Those things are obvious. What I am afraid of is Hick will be another in a long line of Colorado Democratic Leaders (I almost put "Democrat" cuz I'm so tired of their wimpiness) that would be ashamed to run as Republicans yet can't find the principle to stand up for truly democratic - and Democratic! values - even as those who live and represent those values knock on the door and stare them in the face.
So the latest talking point about Governor Hickenlooper's horrible budget proposal is that "he got the conversation going" and "even he knows TABOR is bad". Almost every other caller to Mario's show on the subject contains those points, yet none of those callers have picked up on the obvious point that Mario keeps making: the Governor has shown no leadership on the issue, is doing no heavy lifting and has done few of the things he could unilaterally do to help the situation.
The biggest problem in this is that Hick won't even address the virulence of TABOR, when "everyone" knows it's a problem. Well, everyone knows this but the Governor.
But guess what? Even Colorado businesses, whom Hick is trying to tepidly placate, know it's a problem:
Colorado Business and Community Leaders View TABOR as Deeply Flawed
A wide range of Coloradans -- business leaders, higher education officials, children's advocates, legislators of both parties, and Former Governor Bill Owens (R), among others -- recognize that TABOR has limited the state's ability to fund critical services:
"Coloradans were told in 1992 . . . that [TABOR] guaranteed them a right to vote on any and all tax increases. . . . What the public didn't realize was that it would contain the strictest tax and spending limitation of any state in the country, and long-term would hobble us economically." -- Tom Clark, Executive Vice President, Metro Denver Economic Development Corporation
I can't find the link now, but Colorado businesses went so far as to write a letter in opposition to TABOR to a state that was considering its passage. (I think it was Maine.)
So: Everyone "knows" TABOR is bad. Everyone says Hickenlooper "knows" this. And everyone "knows" Hickenlooper just wanted to start a budget conversation by dumping on Colorado's schools and students.
So how come Hick doesn't know what business knows in Colorado: that we need to eliminate TABOR and start fairly* taxing the rich to put our entire house, not just business, in order for the next generation of Coloradans.
Senator Michael Bennet certainly knows how to play the P.R. game.
His first success at this was his blatantly false statement that he was willing to lose his job over the Public Option. Of course, at the time he most likely knew that Barack Obama had taken the Public Option off the table and he would never face such a choice. But he sure did let everyone know about his bold statement. He even fooled little ol' me in that insidious lie.

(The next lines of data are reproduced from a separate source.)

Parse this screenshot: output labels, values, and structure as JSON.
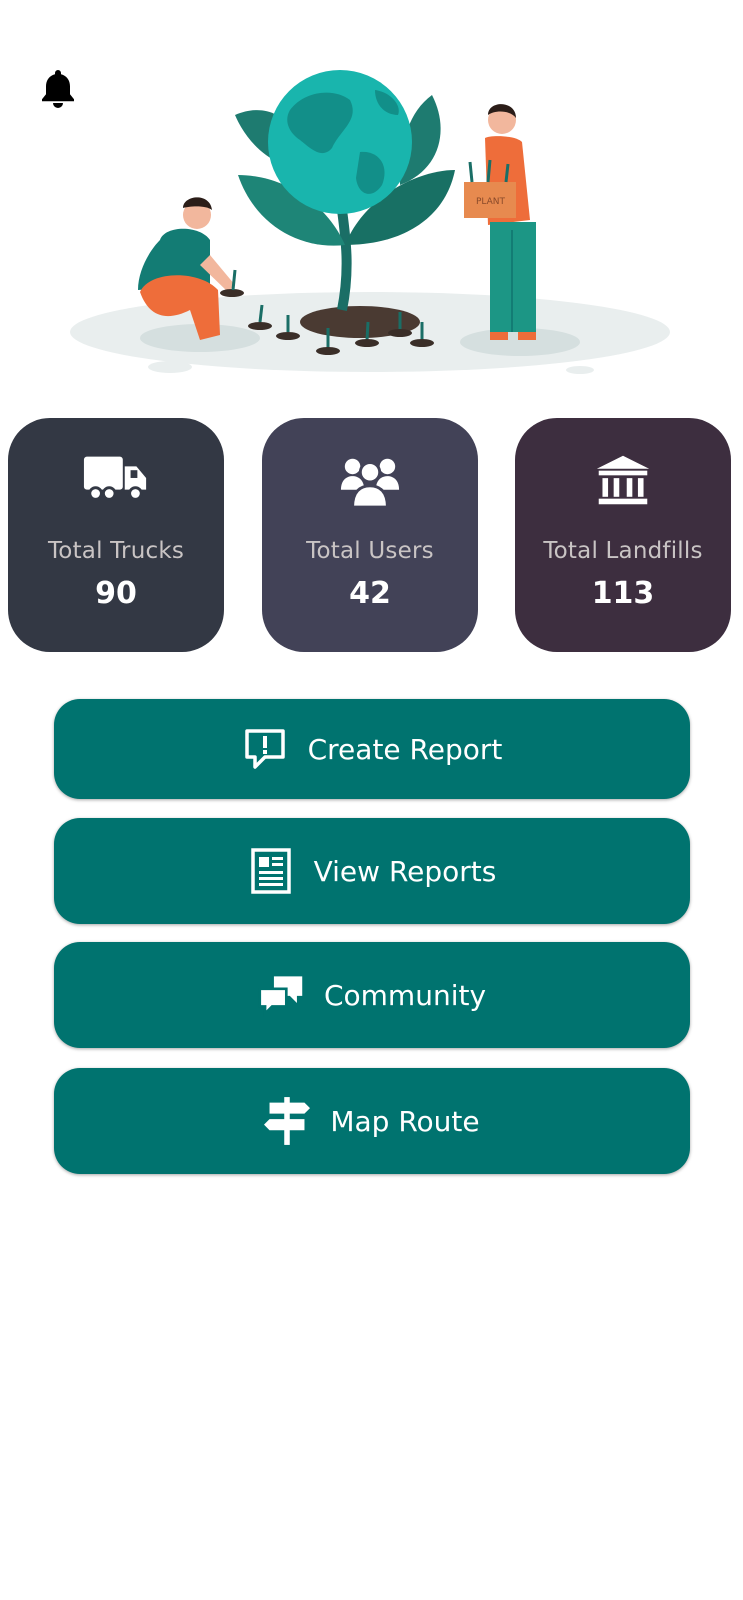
{
  "header": {
    "notification_icon": "bell-icon"
  },
  "hero": {
    "illustration": "people-planting-globe-tree",
    "box_text": "PLANT"
  },
  "stats": [
    {
      "id": "trucks",
      "icon": "truck-icon",
      "label": "Total Trucks",
      "value": "90"
    },
    {
      "id": "users",
      "icon": "users-icon",
      "label": "Total Users",
      "value": "42"
    },
    {
      "id": "landfills",
      "icon": "landfill-building-icon",
      "label": "Total Landfills",
      "value": "113"
    }
  ],
  "actions": [
    {
      "icon": "report-alert-icon",
      "label": "Create Report"
    },
    {
      "icon": "newspaper-icon",
      "label": "View Reports"
    },
    {
      "icon": "chat-bubbles-icon",
      "label": "Community"
    },
    {
      "icon": "signpost-icon",
      "label": "Map Route"
    }
  ],
  "colors": {
    "accent": "#00736f",
    "trucks_card": "#333844",
    "users_card": "#424257",
    "landfills_card": "#3d2e3f",
    "card_label": "#c9c4c4"
  }
}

A few times on this blog I've spoken about assumptions that are passed off to the public in media communications so as to present and propagate values in a way that is unquestioned. Derrick Jensen says all writers are propagandists and the press release regarding John Salazar's appointment is no different.
Here's what I think: I think you'd think like me if you really thought about it.
Theory of the "Undervote": by not voting for the either GOP candidate in the primary, a message should be conveyed to the victorious campaign: If you cannot get more votes than the local offices, you will not be able to get enough votes to beat Hick! Please step aside and allow a candidate to step in who can win in... November, check your ego at the door. Please invite as many of your contacts to "like" this page.
There have been three updates on the wall since the groups creation on July 24th. One update links to this Denver Post piece The Audacity of Tancredo which was not penned by Denver Post writer Chuck Plunkett who is a one of the 39 members so far in the group.
The group was created by Ross Kaminski from Rossputin.